By Ann Scott Tyson and Christopher Lee
Washington Post Staff Writers
Tuesday, June 19, 2007
Top officials in the Bush administration and on Capitol Hill said yesterday that the federal government must move quickly to revamp the nation's system for identifying and caring for military personnel with the invisible wounds of mental illness.
Acting Army Secretary Pete Geren visited Walter Reed Army Medical Center yesterday and discussed mental-health issues, including treatment for patients with post-traumatic stress disorder (PTSD) on Ward 53, according to an Army spokesman.
"We have realized there are shortfalls, and we've been going about fixing it," said Col. Dan Baggio, noting that the Army has conducted four mental-health surveys of soldiers in Iraq and Afghanistan.

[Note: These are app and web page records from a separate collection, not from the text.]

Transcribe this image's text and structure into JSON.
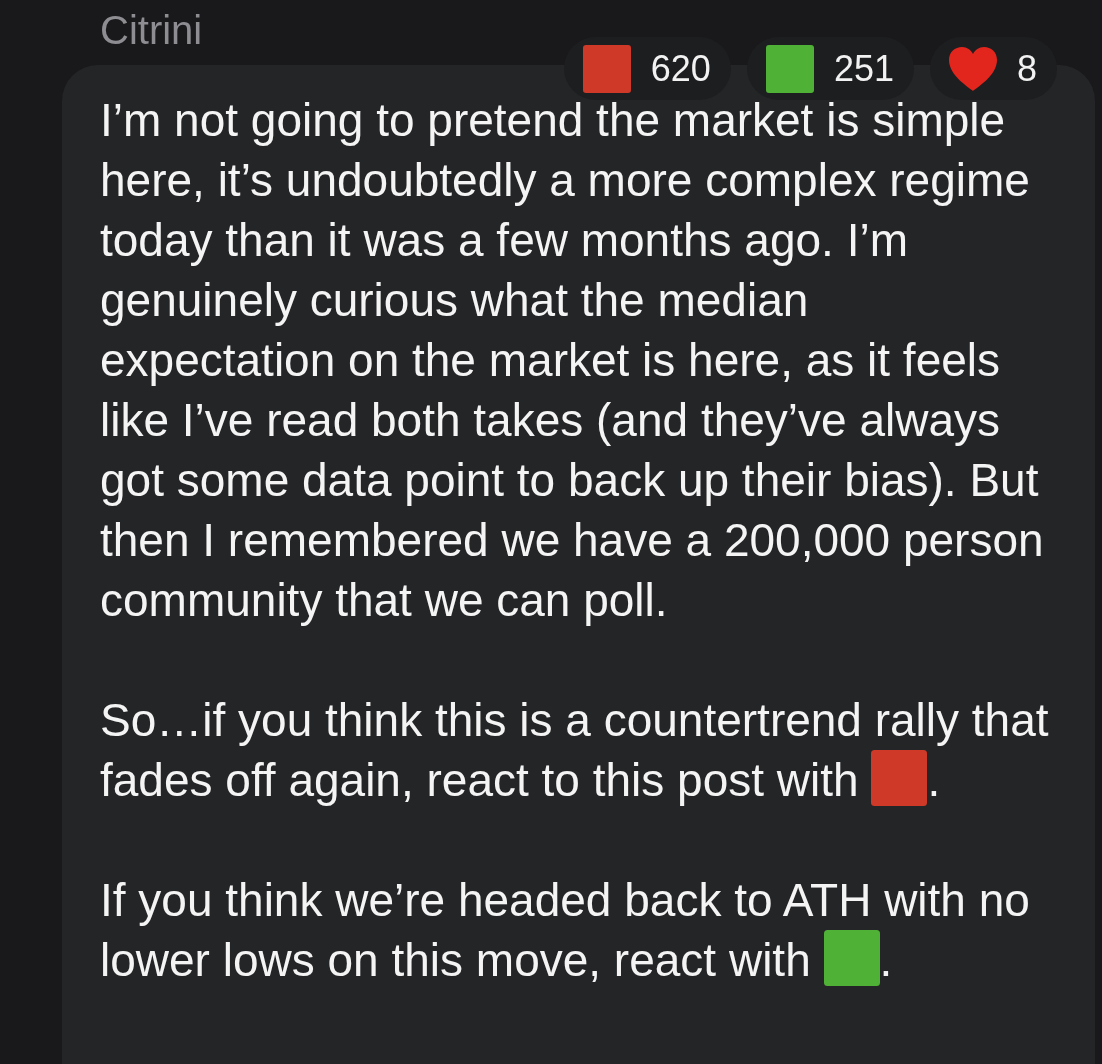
{
  "message": {
    "author": "Citrini",
    "reactions": [
      {
        "kind": "square",
        "color": "#cf3a28",
        "count": "620"
      },
      {
        "kind": "square",
        "color": "#4fb236",
        "count": "251"
      },
      {
        "kind": "heart",
        "color": "#e2261d",
        "count": "8"
      }
    ],
    "paragraphs": [
      {
        "text": "I’m not going to pretend the market is simple here, it’s undoubtedly a more complex regime today than it was a few months ago. I’m genuinely curious what the median expectation on the market is here, as it feels like I’ve read both takes (and they’ve always got some data point to back up their bias). But then I remembered we have a 200,000 person community that we can poll."
      },
      {
        "text": "So…if you think this is a countertrend rally that fades off again, react to this post with",
        "emoji": {
          "kind": "square",
          "color": "#cf3a28"
        },
        "after": "."
      },
      {
        "text": "If you think we’re headed back to ATH with no lower lows on this move, react with",
        "emoji": {
          "kind": "square",
          "color": "#4fb236"
        },
        "after": "."
      }
    ]
  }
}
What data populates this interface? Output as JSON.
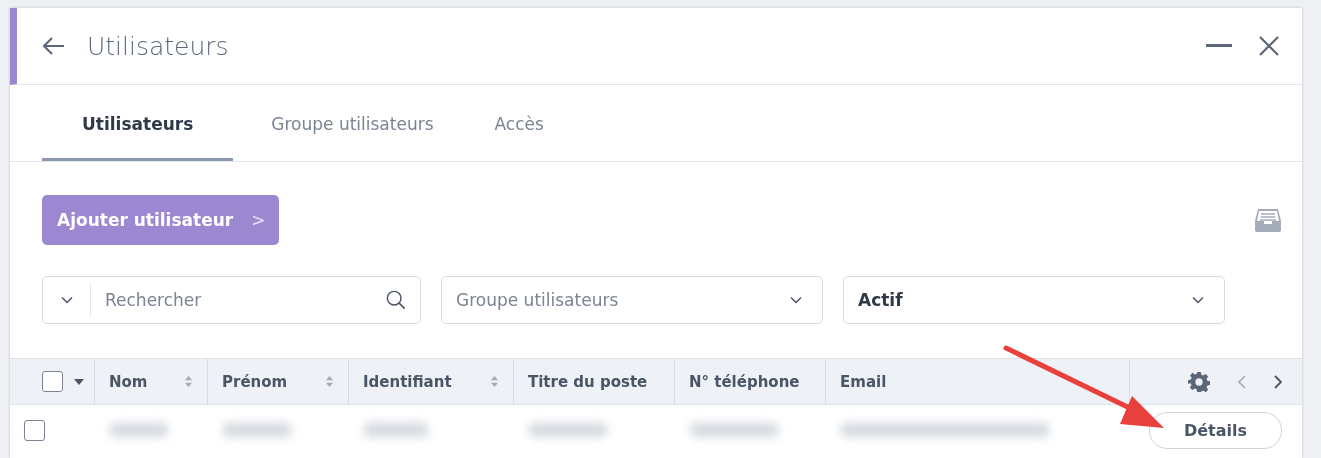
{
  "window": {
    "title": "Utilisateurs"
  },
  "tabs": [
    {
      "label": "Utilisateurs",
      "selected": true
    },
    {
      "label": "Groupe utilisateurs",
      "selected": false
    },
    {
      "label": "Accès",
      "selected": false
    }
  ],
  "add_button": {
    "label": "Ajouter utilisateur",
    "icon": ">"
  },
  "filters": {
    "search": {
      "placeholder": "Rechercher"
    },
    "group": {
      "placeholder": "Groupe utilisateurs"
    },
    "status": {
      "value": "Actif"
    }
  },
  "table": {
    "select_all": {
      "checked": false
    },
    "columns": [
      {
        "label": "Nom",
        "sortable": true
      },
      {
        "label": "Prénom",
        "sortable": true
      },
      {
        "label": "Identifiant",
        "sortable": true
      },
      {
        "label": "Titre du poste",
        "sortable": false
      },
      {
        "label": "N° téléphone",
        "sortable": false
      },
      {
        "label": "Email",
        "sortable": false
      }
    ],
    "rows": [
      {
        "checked": false,
        "action": "Détails"
      }
    ]
  },
  "annotation": {
    "kind": "arrow"
  }
}
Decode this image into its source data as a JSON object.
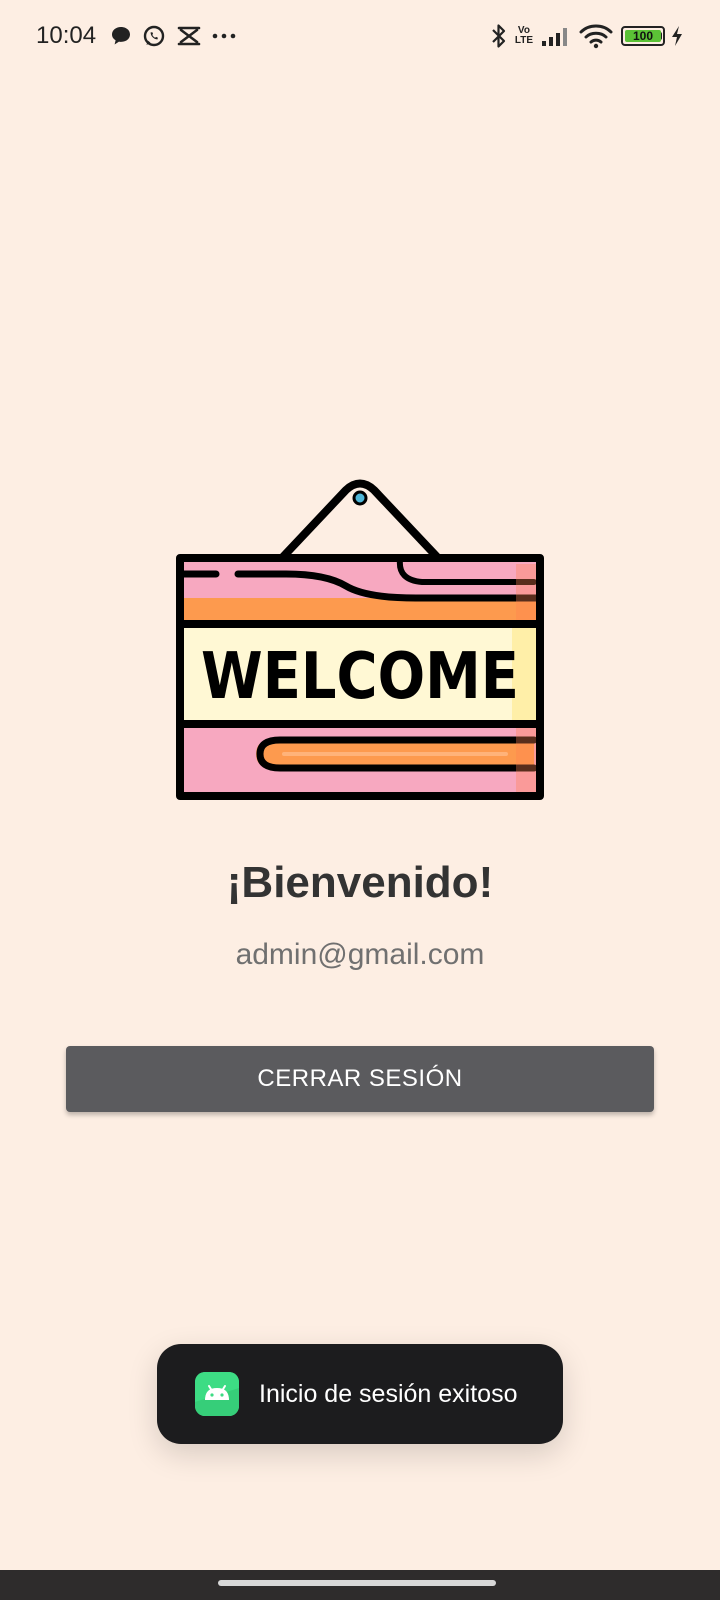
{
  "status_bar": {
    "time": "10:04",
    "left_icons": [
      "chat-bubble-icon",
      "whatsapp-icon",
      "capcut-icon",
      "more-dots-icon"
    ],
    "right_icons": [
      "bluetooth-icon",
      "volte-icon",
      "signal-icon",
      "wifi-icon",
      "battery-icon",
      "charging-icon"
    ],
    "volte_line1": "Vo",
    "volte_line2": "LTE",
    "battery_level": "100",
    "battery_color": "#5BC236"
  },
  "sign": {
    "text": "WELCOME",
    "colors": {
      "pink": "#F7A8C0",
      "orange": "#FD9A4E",
      "cream": "#FFF8D4",
      "outline": "#000000",
      "nail": "#4FB6D8"
    }
  },
  "main": {
    "greeting": "¡Bienvenido!",
    "email": "admin@gmail.com",
    "logout_label": "CERRAR SESIÓN"
  },
  "toast": {
    "app_icon": "android-app-icon",
    "message": "Inicio de sesión exitoso"
  },
  "colors": {
    "background": "#FDEEE3",
    "button": "#5B5B5E",
    "toast": "#1C1C1E"
  }
}
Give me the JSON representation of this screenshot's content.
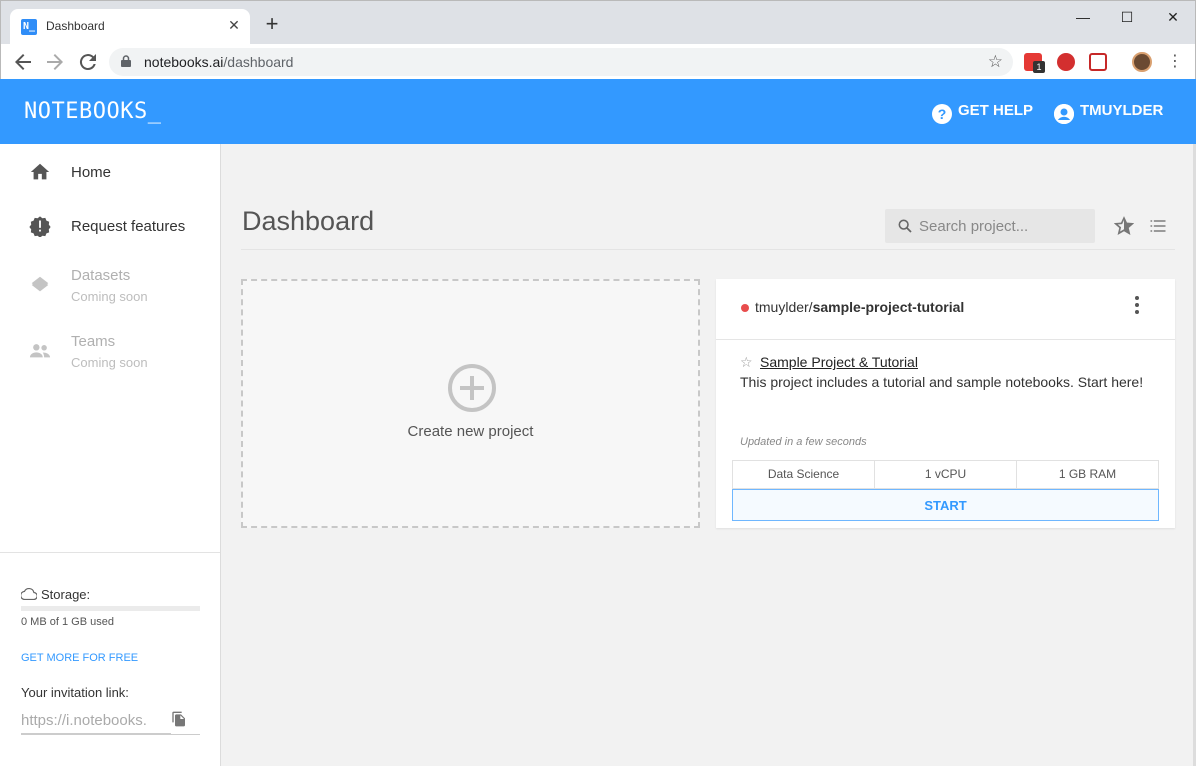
{
  "browser": {
    "tab_title": "Dashboard",
    "tab_favicon_text": "N_",
    "tab_close": "✕",
    "new_tab": "+",
    "url_host": "notebooks.ai",
    "url_path": "/dashboard",
    "ext_badge_count": "1",
    "window_controls": {
      "minimize": "—",
      "maximize": "☐",
      "close": "✕"
    }
  },
  "header": {
    "brand": "NOTEBOOKS_",
    "help_label": "GET HELP",
    "help_icon": "?",
    "user_label": "TMUYLDER",
    "colors": {
      "primary": "#3399ff",
      "text": "#ffffff"
    }
  },
  "sidebar": {
    "items": [
      {
        "label": "Home",
        "sub": "",
        "icon": "home-icon"
      },
      {
        "label": "Request features",
        "sub": "",
        "icon": "alert-badge-icon"
      },
      {
        "label": "Datasets",
        "sub": "Coming soon",
        "icon": "layers-icon"
      },
      {
        "label": "Teams",
        "sub": "Coming soon",
        "icon": "people-icon"
      }
    ],
    "storage": {
      "label": "Storage:",
      "used_text": "0 MB of 1 GB used",
      "used_fraction": 0.0
    },
    "get_more": "GET MORE FOR FREE",
    "invitation": {
      "label": "Your invitation link:",
      "value": "https://i.notebooks."
    }
  },
  "main": {
    "title": "Dashboard",
    "search_placeholder": "Search project...",
    "create_label": "Create new project",
    "projects": [
      {
        "owner": "tmuylder/",
        "name": "sample-project-tutorial",
        "status_color": "#e84d4d",
        "title": "Sample Project & Tutorial",
        "description": "This project includes a tutorial and sample notebooks. Start here!",
        "updated": "Updated in a few seconds",
        "specs": [
          "Data Science",
          "1 vCPU",
          "1 GB RAM"
        ],
        "start_label": "START"
      }
    ]
  }
}
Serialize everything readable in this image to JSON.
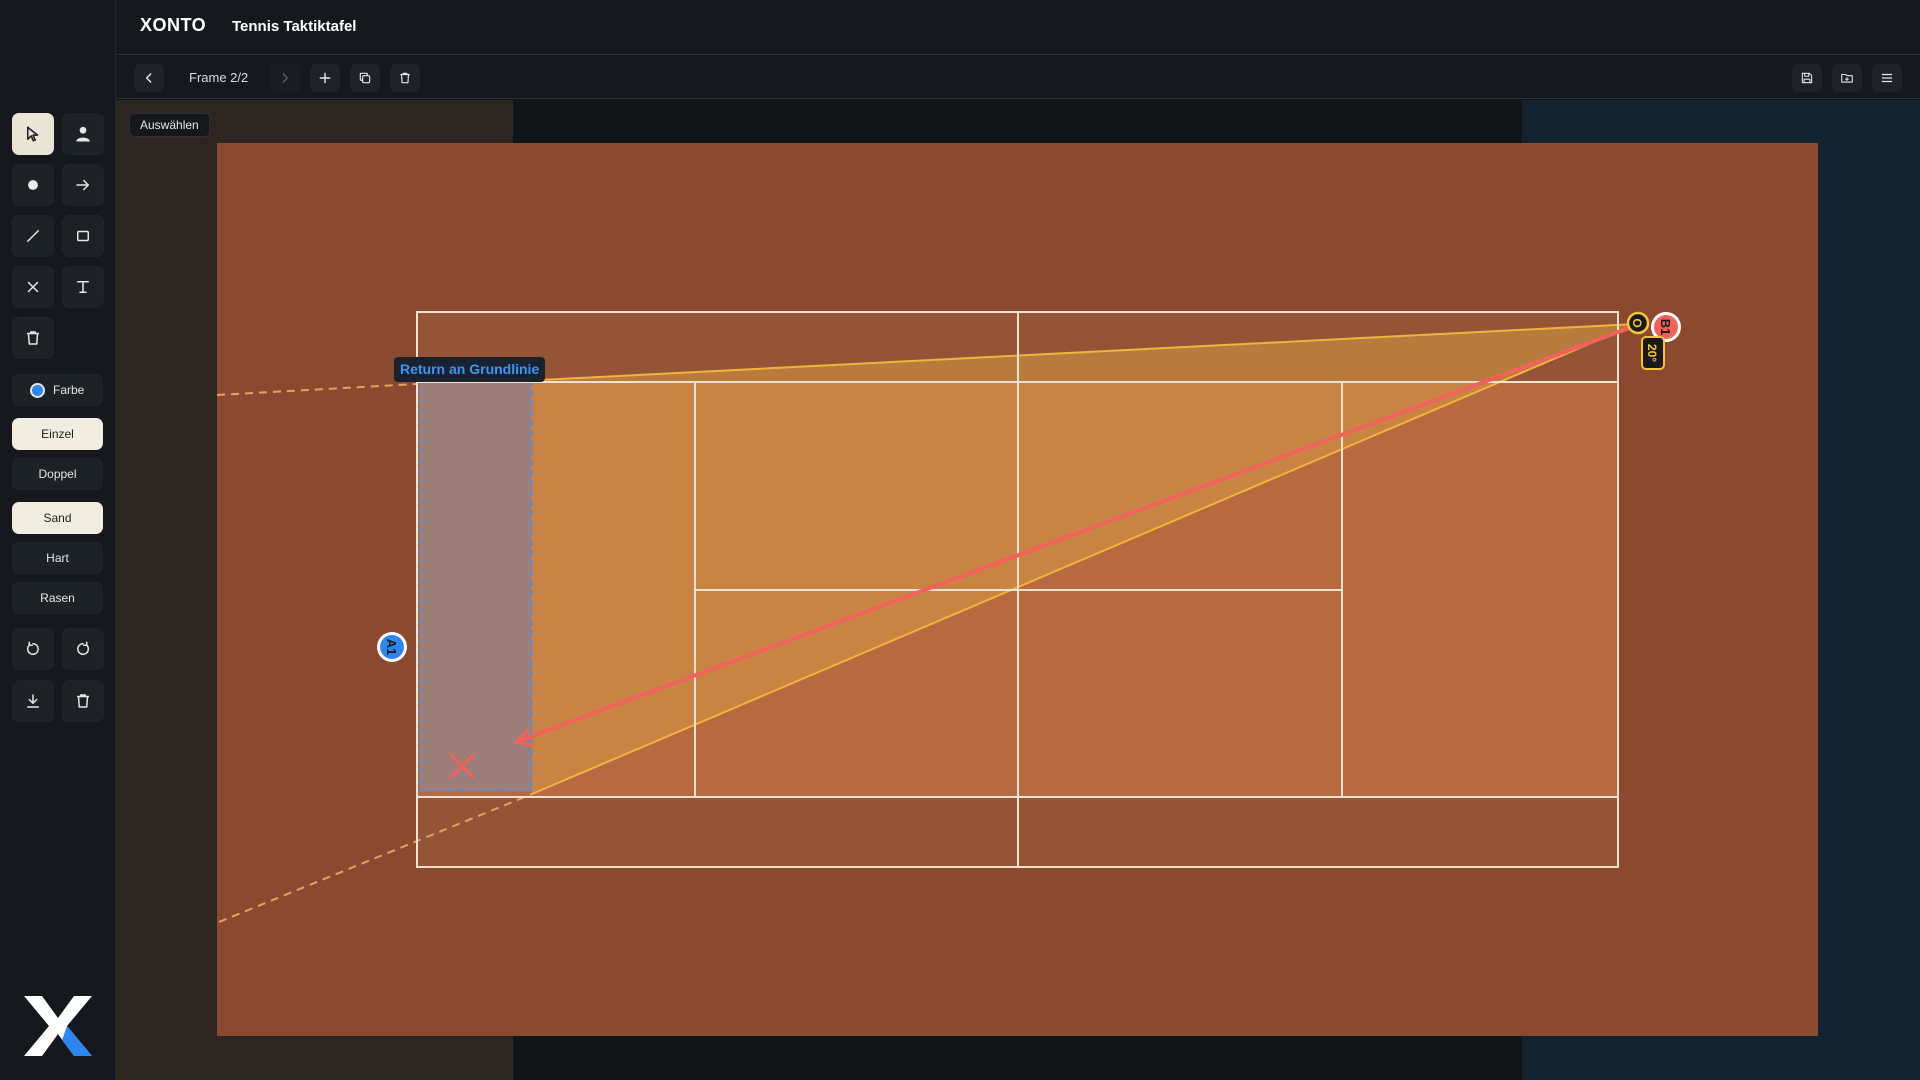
{
  "header": {
    "logo": "XONTO",
    "title": "Tennis Taktiktafel"
  },
  "toolbar": {
    "frame_label": "Frame 2/2"
  },
  "sidebar": {
    "tools": [
      {
        "name": "select",
        "icon": "cursor-icon"
      },
      {
        "name": "player",
        "icon": "person-icon"
      },
      {
        "name": "ball",
        "icon": "circle-icon"
      },
      {
        "name": "arrow",
        "icon": "arrow-right-icon"
      },
      {
        "name": "line",
        "icon": "line-icon"
      },
      {
        "name": "rectangle",
        "icon": "rectangle-icon"
      },
      {
        "name": "cross",
        "icon": "x-mark-icon"
      },
      {
        "name": "text",
        "icon": "text-icon"
      },
      {
        "name": "delete",
        "icon": "trash-icon"
      }
    ],
    "color_label": "Farbe",
    "color_value": "#2f86ef",
    "match_modes": [
      "Einzel",
      "Doppel"
    ],
    "surfaces": [
      "Sand",
      "Hart",
      "Rasen"
    ],
    "active_mode": "Einzel",
    "active_surface": "Sand"
  },
  "canvas": {
    "mode_hint": "Auswählen",
    "zone_label": "Return an Grundlinie",
    "player_a": "A1",
    "player_b": "B1",
    "ball_label": "O",
    "angle_label": "20°"
  },
  "colors": {
    "accent": "#2f86ef",
    "clay": "#8b4a2f",
    "court": "#b86a42",
    "lines": "#f3e1d0",
    "cone": "#f2b23c",
    "shot": "#f0625a"
  }
}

Geren, whose Senate confirmation hearing is scheduled for today, regularly visits Walter Reed. The previous Army secretary, Francis J. Harvey, resigned after Washington Post articles published in February revealed poor living conditions and bureaucratic obstacles for wounded soldiers at Walter Reed. Over the past two days, The Post has published stories detailing the bureaucratic and health difficulties of troops returning home with PTSD.
Defense Secretary Robert M. Gates "is very concerned that we're doing everything possible for the wounded warriors as they return, not just the physical wounds but the psychological trauma," said Pentagon spokesman Bryan Whitman.
The Army is hiring 200 more psychiatrists, psychologists and social workers to help soldiers with mental-health problems, and next month it will launch an educational program on stress for all soldiers and commanders, said Maj. Gen. Gale S. Pollock, the acting surgeon general of the Army.
The Army is also expanding a pilot program at Fort Bragg to offer behavioral-health treatment at primary-care facilities to reduce the stigma for soldiers seeking care, Pollock said.
"The tragic cases of combat stress discussed in the Washington Post June 17-18 are powerful and concerning to the U.S. Army," Pollock said in a statement. She emphasized that the Army is continuing to address the problems of soldiers with PTSD, including placing hundreds of mental-health specialists on the battlefield in Iraq and Afghanistan to counsel soldiers with combat stress.
Pollock cited efforts such as post-deployment health assessments, begun in 1998. Based on a 2004 study by Walter Reed researchers, the Army added a second screening for soldiers a few months after their return to catch problems that are not quickly apparent, such as PTSD.
Veterans Affairs Secretary Jim Nicholson on Sunday telephoned former Army Spec. Jeans Cruz of New York, who was profiled in the Post series.
Cruz, who helped capture Saddam Hussein, has been plagued by anxiety and nightmarish images of dead Iraqi children since returning home. Yet VA has denied his claim for compensation, ruling that his psychological problems existed before he joined the Army and that he had not proved that he saw combat.
"The secretary did call on Sunday, and there is an immediate review of that case going on," said Lisette Mondello, a VA spokeswoman.
According to Cruz, VA officials told him that a records search yesterday had confirmed that his Army Commendation Medal With Valor -- awarded for his help in catching the Iraqi leader -- had been left off his records. Cruz said he was told that his application for disability compensation would be reopened and expedited.
VA officials said they are aware of the growing PTSD problem. Last week, for instance, Nicholson directed the department's 153 medical centers to extend their hours to ensure that veterans can reach VA's more than 9,000 mental-health professionals when they need them.
This month, William F. Feeley, VA's deputy undersecretary for health, directed top department officials to implement new mental-health initiatives by Aug. 1, including a requirement that all veterans asking for mental-health or substance-abuse care be evaluated within 24 hours.
"The VA takes its role as the leader in mental health in this country very seriously," Mondello said.
Lawmakers in Congress also noted the PTSD crisis.
"Certainly you need a whole new attitude from the top leadership on mental health," said Rep. Bob Filner (D-Calif.), chairman of the House Committee on Veterans' Affairs. Military leaders "have got to say, 'It's okay to admit this and get treated for it. It's not going to affect your promotions.' "
Sen. Daniel K. Akaka (D-Hawaii), chairman of the Senate Committee on Veterans' Affairs, said the committee is scheduled to consider legislation next week that would extend automatic health-care coverage for combat veterans to five years, up from two, so they can receive treatment for mental illnesses that can take years to surface.
A congressionally mandated Pentagon mental-health task force issued a report with 90 recommendations on Friday, and Rep. John M. McHugh (R-N.Y.), who was involved in establishing the panel, said he is hopeful that the Pentagon "will use the task force findings to straighten this ship up and do a better job."
Rep. Susan A. Davis (D-Calif.), a member of the House Armed Services Committee, said she is encouraged that the Pentagon report called for overhauling the system of care for mentally wounded service members. "They seem to take the issue for what it is, which is a need to transform the way we respond," said Davis, who has introduced legislation to create two Defense Department centers dedicated to understanding and treating military mental health.